However, the Crown Prosecution Service (CPS) has failed to disclose how many of the cases brought resulted in a successful prosecution.
Under the Communications Act 2003, a person is guilty of an offence if they send “a message or other matter that is grossly offensive or of an indecent, obscene or menacing character” by means of an electronic communications network.
Like many other social media platforms, Twitter has its own rules which “explicitly bar direct, specific threats of violence against others”. However, without being able to review every tweet, there is a very real risk that even if a reporting button is introduced, it will be unable to cope with the flood of alerts. It is also unclear what action, if any, can and should be taken against rule-breakers.
In the workplace
Employers should take note of these worrying statistics and take action themselves against any online abuse by or against their employees. Sensible and clear policies and abuse reporting procedures can be effective in minimising the risk of harm (and potential liability) at the earliest opportinity.
Working with employees and creating an environment which is supportive and encourages reporting can limit the extent of abuse in many circumstances. However, employers must be dilligent and fair when considering any allegations of abuse, harassment or victimisation. Internal policies should always be followed and fair and reasonable investigations carried out.

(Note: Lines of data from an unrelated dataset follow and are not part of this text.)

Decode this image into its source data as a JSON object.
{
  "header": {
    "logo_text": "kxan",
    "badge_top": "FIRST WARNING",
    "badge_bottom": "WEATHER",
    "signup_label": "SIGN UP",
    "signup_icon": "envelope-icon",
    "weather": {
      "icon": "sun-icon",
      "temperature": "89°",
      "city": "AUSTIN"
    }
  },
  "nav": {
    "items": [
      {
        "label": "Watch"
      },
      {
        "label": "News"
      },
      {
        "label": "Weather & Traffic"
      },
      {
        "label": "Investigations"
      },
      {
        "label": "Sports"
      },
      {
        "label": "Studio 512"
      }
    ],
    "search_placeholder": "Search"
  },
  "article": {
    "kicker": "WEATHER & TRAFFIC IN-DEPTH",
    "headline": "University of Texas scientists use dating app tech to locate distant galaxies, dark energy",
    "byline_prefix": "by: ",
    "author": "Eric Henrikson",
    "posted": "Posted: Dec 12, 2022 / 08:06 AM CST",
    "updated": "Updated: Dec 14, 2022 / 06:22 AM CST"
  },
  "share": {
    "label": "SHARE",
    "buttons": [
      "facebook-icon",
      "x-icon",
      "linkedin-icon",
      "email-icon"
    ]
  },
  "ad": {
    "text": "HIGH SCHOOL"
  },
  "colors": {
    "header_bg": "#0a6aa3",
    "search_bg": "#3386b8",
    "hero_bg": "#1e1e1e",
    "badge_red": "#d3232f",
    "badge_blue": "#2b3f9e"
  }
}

There is a responsibility on all social media users to identify and report abuse. But with limited resources available to the Police and CPS, action will need to be taken at grassroots level to prevent any more harm from trolls and abusers of social media.